Making a LIRP Work

Ron, an engineer, and Nancy, a pediatrician, are both 65 years old and newly retired after successful careers. They plan to withdraw $75,000 annually from their 401(k) and IRA accounts, supplementing that with $25,000 per year from Social Security, to live on a total of $100,000 per year in retirement.

Sounds great, right? It follows the “conventional wisdom” so prevalent today.

But there’s a problem.

As it stands, all their retirement income is all taxable. And like most people, they want to be in a lower tax bracket while retired so their money stays theirs.

If Ron and Nancy had a LIRP, that $75,000 portion of their annual retirement income could come from life insurance instead of taxable retirement accounts. This would make their taxable annual income $25,000 (from Social Security), rather than $100,000.

In other words, they’d pay much less to Uncle Sam every year.

Beyond the Traditional

If it fits into your situation, a LIRP can offer several benefits to your retirement that aren’t available with “traditional” retirement planning — safety from market volatility, tax-free income and more.
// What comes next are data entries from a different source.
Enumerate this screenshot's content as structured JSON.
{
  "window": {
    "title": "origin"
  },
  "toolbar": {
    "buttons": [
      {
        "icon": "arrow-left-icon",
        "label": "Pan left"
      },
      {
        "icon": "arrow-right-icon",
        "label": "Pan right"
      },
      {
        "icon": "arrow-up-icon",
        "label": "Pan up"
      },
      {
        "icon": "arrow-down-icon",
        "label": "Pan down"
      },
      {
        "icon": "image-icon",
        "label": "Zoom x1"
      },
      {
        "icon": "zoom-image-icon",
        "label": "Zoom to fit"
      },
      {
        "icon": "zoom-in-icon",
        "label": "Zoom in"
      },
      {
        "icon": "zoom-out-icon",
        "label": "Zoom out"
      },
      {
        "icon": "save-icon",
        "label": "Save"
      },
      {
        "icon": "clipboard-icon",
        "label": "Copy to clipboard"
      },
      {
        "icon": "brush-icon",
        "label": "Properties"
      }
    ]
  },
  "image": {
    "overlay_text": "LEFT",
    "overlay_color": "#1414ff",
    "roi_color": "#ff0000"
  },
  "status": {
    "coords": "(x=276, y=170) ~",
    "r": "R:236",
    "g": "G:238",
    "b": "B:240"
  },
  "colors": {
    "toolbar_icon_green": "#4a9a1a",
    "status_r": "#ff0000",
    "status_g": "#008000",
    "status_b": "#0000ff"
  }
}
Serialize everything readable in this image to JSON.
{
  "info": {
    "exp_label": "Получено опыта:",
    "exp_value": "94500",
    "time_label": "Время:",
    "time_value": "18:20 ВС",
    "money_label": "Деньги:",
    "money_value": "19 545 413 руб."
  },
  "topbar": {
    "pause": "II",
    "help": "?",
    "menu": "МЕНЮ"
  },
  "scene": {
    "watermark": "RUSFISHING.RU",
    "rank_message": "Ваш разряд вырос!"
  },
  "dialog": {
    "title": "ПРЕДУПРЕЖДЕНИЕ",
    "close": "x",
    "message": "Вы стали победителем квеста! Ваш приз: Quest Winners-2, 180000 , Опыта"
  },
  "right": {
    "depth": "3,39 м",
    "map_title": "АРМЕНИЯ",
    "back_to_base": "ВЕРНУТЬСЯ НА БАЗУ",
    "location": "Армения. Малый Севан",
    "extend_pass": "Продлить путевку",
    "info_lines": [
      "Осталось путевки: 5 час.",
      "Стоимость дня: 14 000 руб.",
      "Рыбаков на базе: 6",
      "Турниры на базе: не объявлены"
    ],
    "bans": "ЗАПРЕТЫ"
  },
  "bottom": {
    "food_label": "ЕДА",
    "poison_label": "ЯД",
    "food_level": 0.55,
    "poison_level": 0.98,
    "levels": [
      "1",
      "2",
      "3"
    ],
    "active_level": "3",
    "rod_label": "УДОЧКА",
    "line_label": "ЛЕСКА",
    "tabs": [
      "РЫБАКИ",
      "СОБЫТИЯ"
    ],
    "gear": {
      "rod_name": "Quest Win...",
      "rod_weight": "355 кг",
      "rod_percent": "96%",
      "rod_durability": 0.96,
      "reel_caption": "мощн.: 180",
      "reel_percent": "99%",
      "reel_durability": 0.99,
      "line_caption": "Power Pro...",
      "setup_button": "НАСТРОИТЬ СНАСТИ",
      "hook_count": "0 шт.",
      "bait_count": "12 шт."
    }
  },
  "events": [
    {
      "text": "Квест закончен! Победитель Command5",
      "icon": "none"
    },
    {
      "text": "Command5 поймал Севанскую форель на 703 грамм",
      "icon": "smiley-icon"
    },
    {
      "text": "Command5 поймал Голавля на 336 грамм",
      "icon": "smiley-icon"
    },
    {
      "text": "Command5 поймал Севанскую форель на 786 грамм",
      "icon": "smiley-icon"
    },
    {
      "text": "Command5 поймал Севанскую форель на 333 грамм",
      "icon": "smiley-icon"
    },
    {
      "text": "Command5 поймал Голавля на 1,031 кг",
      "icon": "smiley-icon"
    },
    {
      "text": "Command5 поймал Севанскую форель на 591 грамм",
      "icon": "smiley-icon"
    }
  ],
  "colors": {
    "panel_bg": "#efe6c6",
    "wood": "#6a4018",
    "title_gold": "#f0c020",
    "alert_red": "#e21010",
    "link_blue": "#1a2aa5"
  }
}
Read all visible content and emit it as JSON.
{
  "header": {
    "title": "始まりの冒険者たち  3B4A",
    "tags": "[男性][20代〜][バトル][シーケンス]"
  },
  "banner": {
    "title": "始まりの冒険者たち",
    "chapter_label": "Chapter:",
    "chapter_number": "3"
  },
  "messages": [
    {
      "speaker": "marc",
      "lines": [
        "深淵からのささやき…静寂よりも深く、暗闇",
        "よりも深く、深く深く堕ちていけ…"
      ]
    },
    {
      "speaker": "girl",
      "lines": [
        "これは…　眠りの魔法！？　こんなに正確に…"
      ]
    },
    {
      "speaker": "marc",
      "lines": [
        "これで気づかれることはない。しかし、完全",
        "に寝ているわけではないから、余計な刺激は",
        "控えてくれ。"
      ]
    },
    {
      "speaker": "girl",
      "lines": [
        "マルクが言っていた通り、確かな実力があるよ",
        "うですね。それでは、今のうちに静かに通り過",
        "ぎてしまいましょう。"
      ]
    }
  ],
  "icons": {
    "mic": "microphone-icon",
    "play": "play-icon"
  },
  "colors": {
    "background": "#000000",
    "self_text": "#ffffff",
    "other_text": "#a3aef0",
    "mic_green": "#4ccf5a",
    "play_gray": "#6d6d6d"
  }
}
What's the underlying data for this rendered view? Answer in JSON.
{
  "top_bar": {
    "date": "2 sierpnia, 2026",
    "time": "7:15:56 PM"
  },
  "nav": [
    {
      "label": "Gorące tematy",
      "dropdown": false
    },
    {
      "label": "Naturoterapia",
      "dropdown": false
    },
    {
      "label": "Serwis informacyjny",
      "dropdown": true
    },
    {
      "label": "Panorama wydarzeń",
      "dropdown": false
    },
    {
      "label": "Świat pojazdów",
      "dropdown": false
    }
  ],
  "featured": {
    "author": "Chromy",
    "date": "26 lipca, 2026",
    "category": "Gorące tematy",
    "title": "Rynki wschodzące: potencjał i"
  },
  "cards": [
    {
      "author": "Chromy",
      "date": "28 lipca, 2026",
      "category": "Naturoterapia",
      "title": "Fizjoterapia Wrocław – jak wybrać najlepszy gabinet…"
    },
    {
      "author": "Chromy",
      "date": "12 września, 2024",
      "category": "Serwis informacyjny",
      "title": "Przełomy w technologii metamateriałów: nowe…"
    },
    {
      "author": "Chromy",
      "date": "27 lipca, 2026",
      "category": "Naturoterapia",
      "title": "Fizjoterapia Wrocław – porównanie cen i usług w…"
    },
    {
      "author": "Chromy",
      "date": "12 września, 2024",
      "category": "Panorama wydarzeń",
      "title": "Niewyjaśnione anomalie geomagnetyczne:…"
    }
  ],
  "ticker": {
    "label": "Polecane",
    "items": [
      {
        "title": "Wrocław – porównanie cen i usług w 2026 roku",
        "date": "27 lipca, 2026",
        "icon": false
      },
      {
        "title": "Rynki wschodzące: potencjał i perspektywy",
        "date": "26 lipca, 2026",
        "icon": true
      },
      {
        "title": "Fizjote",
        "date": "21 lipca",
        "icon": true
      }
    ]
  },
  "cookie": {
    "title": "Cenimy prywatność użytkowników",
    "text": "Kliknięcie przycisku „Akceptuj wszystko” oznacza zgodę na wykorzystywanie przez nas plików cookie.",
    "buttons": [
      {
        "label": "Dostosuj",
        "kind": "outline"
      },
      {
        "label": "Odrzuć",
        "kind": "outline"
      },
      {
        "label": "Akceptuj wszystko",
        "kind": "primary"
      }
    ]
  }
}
But again, LIRPs aren’t for everyone. They make sense in the right situation. To see if a LIRP can fit into your retirement plan, seek help from a qualified insurance professional.

A trusted professional can help craft the right strategy for your situation and sort through potential solutions. Plus, they’ll be there in the future to help manage the policy so you can be confident in your retirement income, no matter the state of the markets.

Holly Peterson is the owner of Elite Retirement Strategies and a former radio show host. You can find her online at eliteretirementstrategies.com or by calling 208-252-4345.